The train pulls into the station, its engine wheels clacking to a long metallic whine. Doors slide open and passengers disembark, step onto the crowding platform, bags in hands or on backs. Everyone rushes to transfer or find a nearby turnstile. I’m changing from the blue line to the green line to find my destination.
Rising with the sun this morning, I felt myself different than I was yesterday. Drinking coffee on the porch before I left, I could have winged into endless flight. The silver tinny glint of a silent airplane was flashing across the cloudless sky, its white vapor trail a kite’s tail streaming. I wanted to be on board, traveling quickly across the great expanse of the planet so as to land on some different continent where close-together whitewashed houses and apartments sleep under red tile roofs.

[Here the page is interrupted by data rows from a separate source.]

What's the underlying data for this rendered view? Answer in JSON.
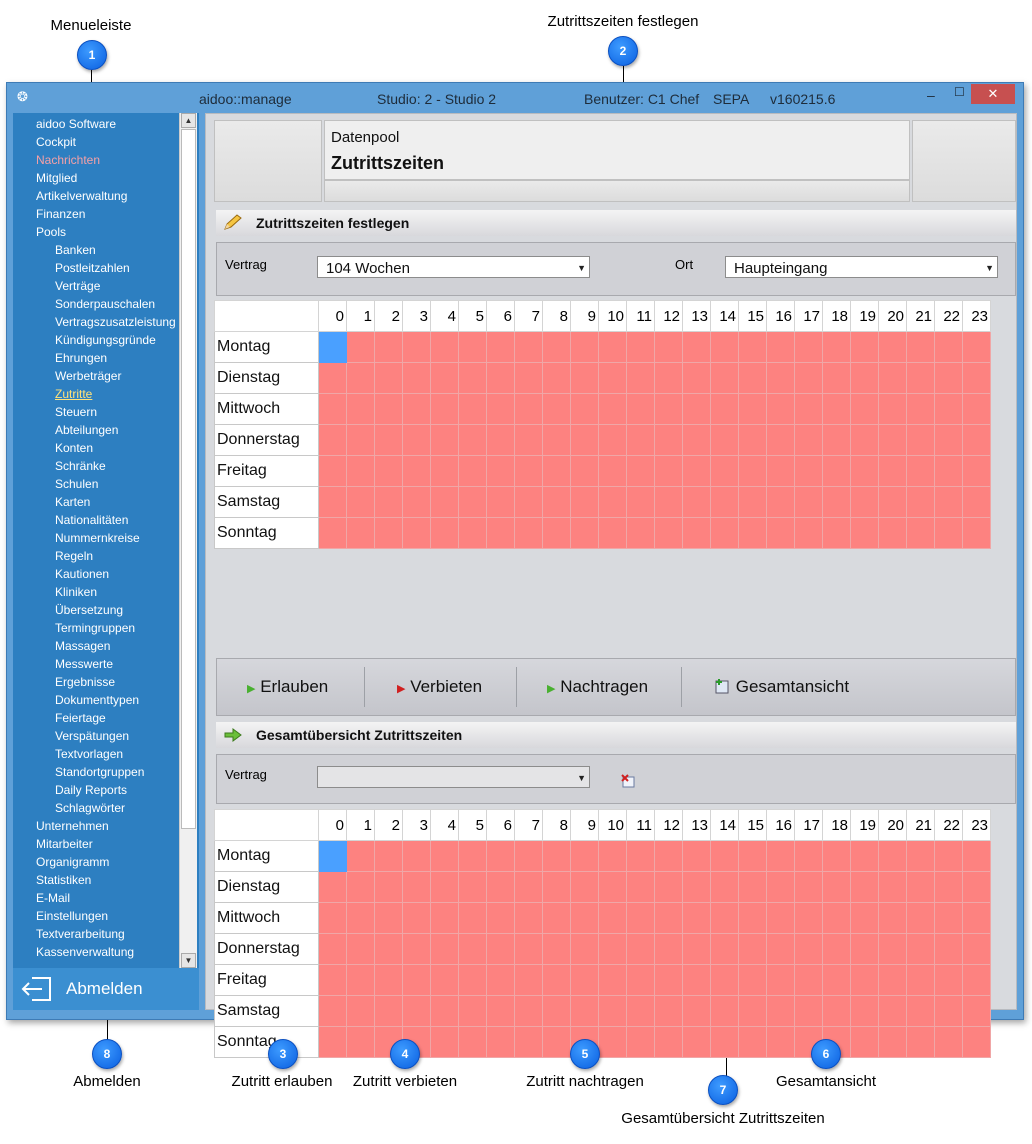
{
  "callouts": {
    "c1": {
      "num": "1",
      "label": "Menueleiste"
    },
    "c2": {
      "num": "2",
      "label": "Zutrittszeiten festlegen"
    },
    "c3": {
      "num": "3",
      "label": "Zutritt erlauben"
    },
    "c4": {
      "num": "4",
      "label": "Zutritt verbieten"
    },
    "c5": {
      "num": "5",
      "label": "Zutritt nachtragen"
    },
    "c6": {
      "num": "6",
      "label": "Gesamtansicht"
    },
    "c7": {
      "num": "7",
      "label": "Gesamtübersicht Zutrittszeiten"
    },
    "c8": {
      "num": "8",
      "label": "Abmelden"
    }
  },
  "window": {
    "app": "aidoo::manage",
    "studio": "Studio: 2 - Studio 2",
    "user": "Benutzer: C1 Chef",
    "mode": "SEPA",
    "version": "v160215.6",
    "minimize": "–",
    "maximize": "☐",
    "close": "✕"
  },
  "sidebar": {
    "items": [
      "aidoo Software",
      "Cockpit",
      "Nachrichten",
      "Mitglied",
      "Artikelverwaltung",
      "Finanzen",
      "Pools"
    ],
    "pool_items": [
      "Banken",
      "Postleitzahlen",
      "Verträge",
      "Sonderpauschalen",
      "Vertragszusatzleistung",
      "Kündigungsgründe",
      "Ehrungen",
      "Werbeträger",
      "Zutritte",
      "Steuern",
      "Abteilungen",
      "Konten",
      "Schränke",
      "Schulen",
      "Karten",
      "Nationalitäten",
      "Nummernkreise",
      "Regeln",
      "Kautionen",
      "Kliniken",
      "Übersetzung",
      "Termingruppen",
      "Massagen",
      "Messwerte",
      "Ergebnisse",
      "Dokumenttypen",
      "Feiertage",
      "Verspätungen",
      "Textvorlagen",
      "Standortgruppen",
      "Daily Reports",
      "Schlagwörter"
    ],
    "bottom_items": [
      "Unternehmen",
      "Mitarbeiter",
      "Organigramm",
      "Statistiken",
      "E-Mail",
      "Einstellungen",
      "Textverarbeitung",
      "Kassenverwaltung"
    ],
    "active_item": "Zutritte",
    "highlight_item": "Nachrichten",
    "logout_label": "Abmelden"
  },
  "header": {
    "subtitle": "Datenpool",
    "title": "Zutrittszeiten"
  },
  "section1": {
    "title": "Zutrittszeiten festlegen",
    "vertrag_label": "Vertrag",
    "vertrag_value": "104 Wochen",
    "ort_label": "Ort",
    "ort_value": "Haupteingang"
  },
  "hours": [
    "0",
    "1",
    "2",
    "3",
    "4",
    "5",
    "6",
    "7",
    "8",
    "9",
    "10",
    "11",
    "12",
    "13",
    "14",
    "15",
    "16",
    "17",
    "18",
    "19",
    "20",
    "21",
    "22",
    "23"
  ],
  "days": [
    "Montag",
    "Dienstag",
    "Mittwoch",
    "Donnerstag",
    "Freitag",
    "Samstag",
    "Sonntag"
  ],
  "grid1_allowed": [
    [
      0,
      0
    ]
  ],
  "buttons": {
    "allow": "Erlauben",
    "deny": "Verbieten",
    "add": "Nachtragen",
    "overview": "Gesamtansicht"
  },
  "section2": {
    "title": "Gesamtübersicht Zutrittszeiten",
    "vertrag_label": "Vertrag",
    "vertrag_value": ""
  },
  "grid2_allowed": [
    [
      0,
      0
    ]
  ],
  "colors": {
    "allowed": "#4aa0ff",
    "denied": "#fd8280",
    "sidebar": "#2d7fc1",
    "accent": "#0a5fe0"
  }
}
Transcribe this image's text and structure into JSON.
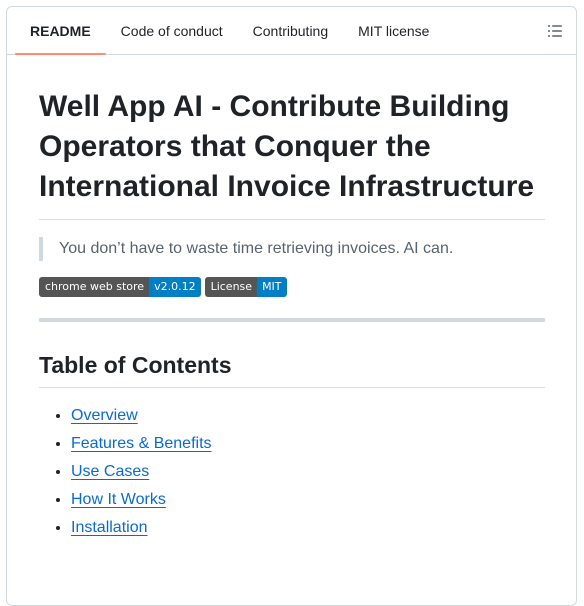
{
  "tabs": [
    {
      "label": "README",
      "active": true
    },
    {
      "label": "Code of conduct",
      "active": false
    },
    {
      "label": "Contributing",
      "active": false
    },
    {
      "label": "MIT license",
      "active": false
    }
  ],
  "toc_button_icon": "list-unordered-icon",
  "readme": {
    "title": "Well App AI - Contribute Building Operators that Conquer the International Invoice Infrastructure",
    "quote": "You don’t have to waste time retrieving invoices. AI can.",
    "badges": [
      {
        "label": "chrome web store",
        "value": "v2.0.12",
        "label_color": "#555555",
        "value_color": "#007ec6"
      },
      {
        "label": "License",
        "value": "MIT",
        "label_color": "#555555",
        "value_color": "#007ec6"
      }
    ],
    "toc_heading": "Table of Contents",
    "toc_items": [
      {
        "label": "Overview"
      },
      {
        "label": "Features & Benefits"
      },
      {
        "label": "Use Cases"
      },
      {
        "label": "How It Works"
      },
      {
        "label": "Installation"
      }
    ]
  },
  "colors": {
    "link": "#0969da",
    "active_tab_underline": "#fd8c73",
    "border": "#d1d9e0",
    "muted_text": "#59636e"
  }
}
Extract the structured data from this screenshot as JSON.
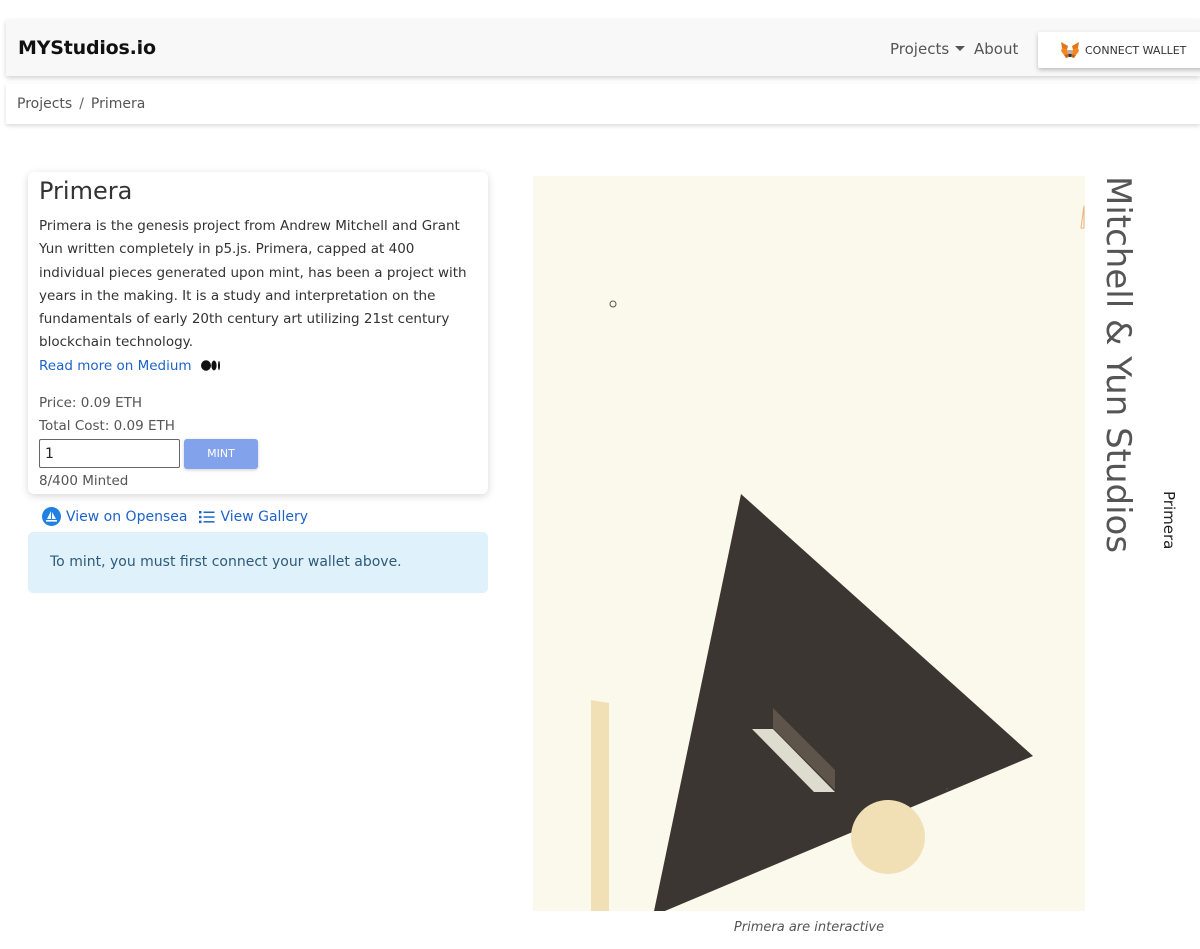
{
  "navbar": {
    "brand": "MYStudios.io",
    "projects_label": "Projects",
    "about_label": "About",
    "connect_wallet_label": "CONNECT WALLET"
  },
  "breadcrumb": {
    "root": "Projects",
    "separator": "/",
    "current": "Primera"
  },
  "project": {
    "title": "Primera",
    "description": "Primera is the genesis project from Andrew Mitchell and Grant Yun written completely in p5.js. Primera, capped at 400 individual pieces generated upon mint, has been a project with years in the making. It is a study and interpretation on the fundamentals of early 20th century art utilizing 21st century blockchain technology.",
    "medium_link": "Read more on Medium",
    "price": "Price: 0.09 ETH",
    "total_cost": "Total Cost: 0.09 ETH",
    "quantity_value": "1",
    "mint_label": "MINT",
    "minted_count": "8/400 Minted"
  },
  "links": {
    "opensea": "View on Opensea",
    "gallery": "View Gallery"
  },
  "alert": {
    "message": "To mint, you must first connect your wallet above."
  },
  "artwork": {
    "caption": "Primera are interactive",
    "studio_name": "Mitchell & Yun Studios",
    "project_name": "Primera"
  },
  "colors": {
    "link": "#1e63c9",
    "mint_button": "#82a2ec",
    "alert_bg": "#dff1fb",
    "canvas_bg": "#fbf8ec",
    "triangle": "#3b3632",
    "accent_cream": "#f1e0b5"
  },
  "icons": {
    "wallet": "metamask-fox-icon",
    "medium": "medium-icon",
    "opensea": "opensea-icon",
    "gallery": "list-icon",
    "projects_dropdown": "caret-down-icon"
  }
}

Seated at a small iron table outside a cafe, backpack and laptop on an empty chair, I pour clear wine from a carafe and watch friends and lovers walking arm-in-arm under awnings and trees. I listen closely to the footsteps and heartbeats of strangers. A waiter asks what I want. I say summer. A breeze sounds perfect as a child’s laugh.
Already spring is arraying, rearranging the horizon; where once dark trunks looked like scarecrows, the greening branches lift now and fall like fledglings’ wings. The sun feels good on my face. Shutting my eyes, I hear the heavy doors of the train car close behind me, listen to the steel sound of wheels humming into the indigo distance.
Robert Miltner’s nonfiction has appeared in The Los Angeles Review, Great Lakes Review, Pithead Chapel, Hawai’i Pacific Review, Eastern Iowa Review, and DIAGRAM. His book of prose poetry is Hotel Utopia (New Rivers Press, 2011, selected by Tim Seibles for its Many Voices book award); his collection of short fiction is And Your Bird Can Sing (Bottom Dog Press, 2014). Miltner is professor of English at Kent State University Stark and is on the faculty (fiction and poetry) of the NEOMFA. He edits The Raymond Carver Review.